:: TASK DESCRIPTION ::
Retype the records exactly.
*** SOURCE INFORMATION Section Begins ***
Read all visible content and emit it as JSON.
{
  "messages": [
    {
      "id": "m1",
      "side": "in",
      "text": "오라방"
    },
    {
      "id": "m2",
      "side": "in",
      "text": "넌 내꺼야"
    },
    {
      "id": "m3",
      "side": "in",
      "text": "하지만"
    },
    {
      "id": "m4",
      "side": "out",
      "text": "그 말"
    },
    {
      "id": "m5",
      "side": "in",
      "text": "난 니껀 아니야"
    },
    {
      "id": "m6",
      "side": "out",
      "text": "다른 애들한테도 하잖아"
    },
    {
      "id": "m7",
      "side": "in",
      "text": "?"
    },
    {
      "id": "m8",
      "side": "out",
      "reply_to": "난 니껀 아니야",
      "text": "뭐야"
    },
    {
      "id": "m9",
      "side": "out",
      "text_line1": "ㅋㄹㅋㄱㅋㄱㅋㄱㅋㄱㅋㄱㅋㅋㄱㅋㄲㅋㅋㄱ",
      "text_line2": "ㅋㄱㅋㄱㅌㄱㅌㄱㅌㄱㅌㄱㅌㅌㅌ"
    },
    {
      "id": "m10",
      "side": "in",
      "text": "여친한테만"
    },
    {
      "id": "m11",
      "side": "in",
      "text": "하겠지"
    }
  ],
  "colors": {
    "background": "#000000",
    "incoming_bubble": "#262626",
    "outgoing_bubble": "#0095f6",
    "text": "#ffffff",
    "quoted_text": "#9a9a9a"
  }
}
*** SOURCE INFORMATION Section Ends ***
:: WRITTEN SOLUTION ::
Read all visible content and emit it as JSON.
{
  "messages": [
    {
      "id": "m1",
      "side": "in",
      "text": "오라방"
    },
    {
      "id": "m2",
      "side": "in",
      "text": "넌 내꺼야"
    },
    {
      "id": "m3",
      "side": "in",
      "text": "하지만"
    },
    {
      "id": "m4",
      "side": "out",
      "text": "그 말"
    },
    {
      "id": "m5",
      "side": "in",
      "text": "난 니껀 아니야"
    },
    {
      "id": "m6",
      "side": "out",
      "text": "다른 애들한테도 하잖아"
    },
    {
      "id": "m7",
      "side": "in",
      "text": "?"
    },
    {
      "id": "m8",
      "side": "out",
      "reply_to": "난 니껀 아니야",
      "text": "뭐야"
    },
    {
      "id": "m9",
      "side": "out",
      "text_line1": "ㅋㄹㅋㄱㅋㄱㅋㄱㅋㄱㅋㄱㅋㅋㄱㅋㄲㅋㅋㄱ",
      "text_line2": "ㅋㄱㅋㄱㅌㄱㅌㄱㅌㄱㅌㄱㅌㅌㅌ"
    },
    {
      "id": "m10",
      "side": "in",
      "text": "여친한테만"
    },
    {
      "id": "m11",
      "side": "in",
      "text": "하겠지"
    }
  ],
  "colors": {
    "background": "#000000",
    "incoming_bubble": "#262626",
    "outgoing_bubble": "#0095f6",
    "text": "#ffffff",
    "quoted_text": "#9a9a9a"
  }
}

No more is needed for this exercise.